#### RECORDS FOR THIS TASK

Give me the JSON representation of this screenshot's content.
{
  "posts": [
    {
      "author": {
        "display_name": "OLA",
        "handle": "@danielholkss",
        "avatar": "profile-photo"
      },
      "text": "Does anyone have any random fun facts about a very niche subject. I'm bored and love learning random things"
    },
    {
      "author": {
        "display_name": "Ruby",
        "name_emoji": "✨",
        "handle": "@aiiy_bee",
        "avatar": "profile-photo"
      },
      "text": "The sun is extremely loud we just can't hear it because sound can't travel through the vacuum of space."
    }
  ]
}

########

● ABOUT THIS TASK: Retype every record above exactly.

● OUTPUT FOR THIS TASK:
Give me the JSON representation of this screenshot's content.
{
  "posts": [
    {
      "author": {
        "display_name": "OLA",
        "handle": "@danielholkss",
        "avatar": "profile-photo"
      },
      "text": "Does anyone have any random fun facts about a very niche subject. I'm bored and love learning random things"
    },
    {
      "author": {
        "display_name": "Ruby",
        "name_emoji": "✨",
        "handle": "@aiiy_bee",
        "avatar": "profile-photo"
      },
      "text": "The sun is extremely loud we just can't hear it because sound can't travel through the vacuum of space."
    }
  ]
}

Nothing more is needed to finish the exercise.